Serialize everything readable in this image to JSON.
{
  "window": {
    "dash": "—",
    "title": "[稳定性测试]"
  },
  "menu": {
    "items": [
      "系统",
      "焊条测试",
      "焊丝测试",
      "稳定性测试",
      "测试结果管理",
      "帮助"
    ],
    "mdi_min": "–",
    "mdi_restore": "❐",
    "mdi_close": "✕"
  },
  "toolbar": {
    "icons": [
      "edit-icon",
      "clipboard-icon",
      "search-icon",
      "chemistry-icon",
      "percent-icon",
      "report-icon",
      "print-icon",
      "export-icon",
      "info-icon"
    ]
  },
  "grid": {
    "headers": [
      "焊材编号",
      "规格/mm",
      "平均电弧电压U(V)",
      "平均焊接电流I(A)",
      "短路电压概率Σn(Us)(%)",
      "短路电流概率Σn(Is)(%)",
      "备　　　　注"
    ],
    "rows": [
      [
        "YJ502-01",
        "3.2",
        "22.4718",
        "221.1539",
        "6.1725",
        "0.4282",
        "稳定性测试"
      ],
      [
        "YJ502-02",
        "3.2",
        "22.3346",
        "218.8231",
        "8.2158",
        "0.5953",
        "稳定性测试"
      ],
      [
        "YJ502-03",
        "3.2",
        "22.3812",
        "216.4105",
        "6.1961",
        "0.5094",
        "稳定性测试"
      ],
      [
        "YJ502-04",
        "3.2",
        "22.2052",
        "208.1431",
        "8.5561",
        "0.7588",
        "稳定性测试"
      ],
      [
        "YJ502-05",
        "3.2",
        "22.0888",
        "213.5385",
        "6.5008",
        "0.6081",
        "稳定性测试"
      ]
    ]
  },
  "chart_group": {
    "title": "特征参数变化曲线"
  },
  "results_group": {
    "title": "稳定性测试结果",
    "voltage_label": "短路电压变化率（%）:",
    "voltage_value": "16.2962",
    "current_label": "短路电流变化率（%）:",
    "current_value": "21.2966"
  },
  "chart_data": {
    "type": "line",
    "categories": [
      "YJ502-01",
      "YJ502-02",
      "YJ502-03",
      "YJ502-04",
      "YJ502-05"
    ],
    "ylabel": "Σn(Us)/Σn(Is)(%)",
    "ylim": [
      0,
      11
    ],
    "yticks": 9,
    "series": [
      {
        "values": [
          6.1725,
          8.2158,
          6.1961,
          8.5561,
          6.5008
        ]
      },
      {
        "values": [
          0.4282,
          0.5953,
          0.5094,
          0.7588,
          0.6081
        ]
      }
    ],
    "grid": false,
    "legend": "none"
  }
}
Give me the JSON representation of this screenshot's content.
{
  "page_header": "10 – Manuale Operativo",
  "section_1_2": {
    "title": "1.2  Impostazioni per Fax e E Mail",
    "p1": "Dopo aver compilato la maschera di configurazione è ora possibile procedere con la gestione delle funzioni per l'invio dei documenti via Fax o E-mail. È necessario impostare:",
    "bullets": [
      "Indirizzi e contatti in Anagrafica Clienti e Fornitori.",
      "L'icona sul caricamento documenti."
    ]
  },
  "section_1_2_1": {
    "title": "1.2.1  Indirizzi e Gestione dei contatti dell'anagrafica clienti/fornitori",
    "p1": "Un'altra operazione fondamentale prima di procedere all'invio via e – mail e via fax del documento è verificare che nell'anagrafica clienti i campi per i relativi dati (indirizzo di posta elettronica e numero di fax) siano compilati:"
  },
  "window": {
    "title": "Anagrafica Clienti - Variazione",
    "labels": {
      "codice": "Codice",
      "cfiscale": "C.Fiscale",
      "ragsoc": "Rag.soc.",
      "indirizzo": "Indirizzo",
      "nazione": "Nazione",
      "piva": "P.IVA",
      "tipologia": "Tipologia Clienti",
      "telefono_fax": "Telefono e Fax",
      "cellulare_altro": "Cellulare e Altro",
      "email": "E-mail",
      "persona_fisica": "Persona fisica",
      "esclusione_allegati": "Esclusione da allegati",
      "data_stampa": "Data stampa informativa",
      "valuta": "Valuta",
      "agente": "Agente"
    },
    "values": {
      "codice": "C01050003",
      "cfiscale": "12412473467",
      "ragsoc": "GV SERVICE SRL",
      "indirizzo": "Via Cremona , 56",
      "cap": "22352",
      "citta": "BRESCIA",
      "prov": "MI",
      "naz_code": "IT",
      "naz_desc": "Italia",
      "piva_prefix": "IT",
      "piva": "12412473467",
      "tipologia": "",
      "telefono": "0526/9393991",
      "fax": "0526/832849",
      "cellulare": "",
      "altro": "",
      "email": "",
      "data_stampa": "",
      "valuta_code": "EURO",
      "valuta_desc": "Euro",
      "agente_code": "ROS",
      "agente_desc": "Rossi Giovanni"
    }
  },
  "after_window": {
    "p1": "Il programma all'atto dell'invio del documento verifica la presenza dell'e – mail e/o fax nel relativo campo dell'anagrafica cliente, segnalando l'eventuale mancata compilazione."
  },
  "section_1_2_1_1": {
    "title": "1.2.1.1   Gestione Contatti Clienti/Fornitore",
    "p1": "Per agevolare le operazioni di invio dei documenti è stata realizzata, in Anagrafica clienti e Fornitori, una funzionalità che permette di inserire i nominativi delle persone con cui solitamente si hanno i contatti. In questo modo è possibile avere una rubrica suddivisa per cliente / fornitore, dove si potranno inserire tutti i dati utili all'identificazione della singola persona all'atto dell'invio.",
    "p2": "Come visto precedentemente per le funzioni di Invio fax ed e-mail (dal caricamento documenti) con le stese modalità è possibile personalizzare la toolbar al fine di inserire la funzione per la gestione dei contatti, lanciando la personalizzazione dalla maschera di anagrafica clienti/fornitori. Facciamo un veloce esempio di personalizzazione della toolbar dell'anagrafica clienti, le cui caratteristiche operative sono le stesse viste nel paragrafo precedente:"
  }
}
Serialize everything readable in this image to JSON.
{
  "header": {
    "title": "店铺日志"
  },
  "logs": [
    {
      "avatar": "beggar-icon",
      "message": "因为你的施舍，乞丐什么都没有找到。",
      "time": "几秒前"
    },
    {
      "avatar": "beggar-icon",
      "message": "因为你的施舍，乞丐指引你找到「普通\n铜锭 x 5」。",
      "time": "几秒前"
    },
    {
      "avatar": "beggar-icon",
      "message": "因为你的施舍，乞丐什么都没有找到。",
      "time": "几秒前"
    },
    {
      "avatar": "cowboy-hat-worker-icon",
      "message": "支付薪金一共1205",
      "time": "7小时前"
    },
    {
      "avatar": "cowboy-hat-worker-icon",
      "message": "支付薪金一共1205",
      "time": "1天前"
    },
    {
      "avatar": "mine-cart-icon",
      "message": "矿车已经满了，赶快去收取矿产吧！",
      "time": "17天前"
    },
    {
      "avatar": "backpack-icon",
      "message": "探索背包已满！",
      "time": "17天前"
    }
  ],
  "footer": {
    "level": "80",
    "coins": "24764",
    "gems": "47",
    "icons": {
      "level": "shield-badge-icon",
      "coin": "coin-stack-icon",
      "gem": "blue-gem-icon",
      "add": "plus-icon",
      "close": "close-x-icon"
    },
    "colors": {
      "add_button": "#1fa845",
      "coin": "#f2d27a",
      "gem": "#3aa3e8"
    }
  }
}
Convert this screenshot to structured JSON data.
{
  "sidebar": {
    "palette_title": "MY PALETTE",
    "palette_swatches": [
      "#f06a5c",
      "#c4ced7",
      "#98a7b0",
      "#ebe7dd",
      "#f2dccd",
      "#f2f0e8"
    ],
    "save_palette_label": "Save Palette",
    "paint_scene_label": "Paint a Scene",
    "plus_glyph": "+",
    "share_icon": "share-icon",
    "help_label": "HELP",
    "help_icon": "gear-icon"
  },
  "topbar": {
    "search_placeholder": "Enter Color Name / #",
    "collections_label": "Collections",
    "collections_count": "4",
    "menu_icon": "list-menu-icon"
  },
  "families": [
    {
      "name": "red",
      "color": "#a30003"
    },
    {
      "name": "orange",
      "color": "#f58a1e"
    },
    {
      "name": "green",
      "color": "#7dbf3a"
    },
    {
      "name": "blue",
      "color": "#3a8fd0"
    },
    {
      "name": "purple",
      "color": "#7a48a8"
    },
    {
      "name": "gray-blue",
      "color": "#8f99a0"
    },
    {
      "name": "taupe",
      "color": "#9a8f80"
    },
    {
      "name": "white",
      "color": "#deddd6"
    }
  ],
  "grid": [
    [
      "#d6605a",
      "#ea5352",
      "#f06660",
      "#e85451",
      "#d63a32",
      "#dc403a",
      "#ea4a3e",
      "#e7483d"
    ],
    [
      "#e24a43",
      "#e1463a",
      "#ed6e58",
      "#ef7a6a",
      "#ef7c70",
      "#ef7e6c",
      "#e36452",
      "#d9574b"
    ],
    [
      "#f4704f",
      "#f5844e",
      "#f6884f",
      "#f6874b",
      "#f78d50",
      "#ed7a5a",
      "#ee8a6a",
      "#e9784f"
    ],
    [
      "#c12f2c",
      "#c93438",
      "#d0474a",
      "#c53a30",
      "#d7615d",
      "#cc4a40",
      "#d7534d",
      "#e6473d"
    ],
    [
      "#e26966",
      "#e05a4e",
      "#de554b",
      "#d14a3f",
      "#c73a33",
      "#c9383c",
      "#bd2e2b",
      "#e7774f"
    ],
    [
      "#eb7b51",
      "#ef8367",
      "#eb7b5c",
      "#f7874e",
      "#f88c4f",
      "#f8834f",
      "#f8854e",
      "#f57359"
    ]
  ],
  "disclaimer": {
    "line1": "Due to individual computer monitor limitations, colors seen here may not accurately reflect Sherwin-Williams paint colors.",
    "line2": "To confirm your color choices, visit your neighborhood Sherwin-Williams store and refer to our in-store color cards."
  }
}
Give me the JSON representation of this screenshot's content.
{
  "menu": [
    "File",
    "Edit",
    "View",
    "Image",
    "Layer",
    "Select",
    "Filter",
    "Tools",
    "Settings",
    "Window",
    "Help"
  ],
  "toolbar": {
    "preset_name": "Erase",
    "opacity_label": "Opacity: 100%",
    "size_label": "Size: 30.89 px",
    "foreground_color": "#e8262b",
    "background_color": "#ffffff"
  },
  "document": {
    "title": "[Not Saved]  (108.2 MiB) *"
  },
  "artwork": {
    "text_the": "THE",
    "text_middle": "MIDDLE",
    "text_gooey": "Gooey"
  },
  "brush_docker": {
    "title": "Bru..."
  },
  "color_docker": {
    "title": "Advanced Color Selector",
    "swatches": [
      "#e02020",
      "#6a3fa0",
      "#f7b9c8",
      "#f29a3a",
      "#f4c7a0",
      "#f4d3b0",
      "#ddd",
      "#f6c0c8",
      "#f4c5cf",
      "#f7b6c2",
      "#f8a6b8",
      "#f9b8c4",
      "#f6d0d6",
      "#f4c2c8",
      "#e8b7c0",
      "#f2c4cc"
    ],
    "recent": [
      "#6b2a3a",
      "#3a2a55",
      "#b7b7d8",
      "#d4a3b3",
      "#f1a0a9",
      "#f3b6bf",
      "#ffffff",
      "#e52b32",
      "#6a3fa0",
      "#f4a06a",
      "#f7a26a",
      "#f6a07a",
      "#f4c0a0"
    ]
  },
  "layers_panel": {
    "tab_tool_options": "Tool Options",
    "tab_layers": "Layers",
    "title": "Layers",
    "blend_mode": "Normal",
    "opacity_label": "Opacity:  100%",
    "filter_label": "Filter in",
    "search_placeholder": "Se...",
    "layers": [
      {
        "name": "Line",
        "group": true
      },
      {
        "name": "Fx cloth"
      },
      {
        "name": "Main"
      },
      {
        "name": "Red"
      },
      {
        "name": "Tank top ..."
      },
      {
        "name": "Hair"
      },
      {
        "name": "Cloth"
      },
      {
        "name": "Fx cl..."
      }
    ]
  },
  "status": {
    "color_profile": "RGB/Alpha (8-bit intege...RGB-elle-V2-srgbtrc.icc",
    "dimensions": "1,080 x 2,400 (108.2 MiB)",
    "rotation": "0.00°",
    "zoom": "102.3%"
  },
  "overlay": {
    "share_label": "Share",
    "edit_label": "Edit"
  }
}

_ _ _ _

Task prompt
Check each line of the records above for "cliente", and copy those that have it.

Solution for this problem
    "p1": "Il programma all'atto dell'invio del documento verifica la presenza dell'e – mail e/o fax nel relativo campo dell'anagrafica cliente, segnalando l'eventuale mancata compilazione."
    "p1": "Per agevolare le operazioni di invio dei documenti è stata realizzata, in Anagrafica clienti e Fornitori, una funzionalità che permette di inserire i nominativi delle persone con cui solitamente si hanno i contatti. In questo modo è possibile avere una rubrica suddivisa per cliente / fornitore, dove si potranno inserire tutti i dati utili all'identificazione della singola persona all'atto dell'invio.",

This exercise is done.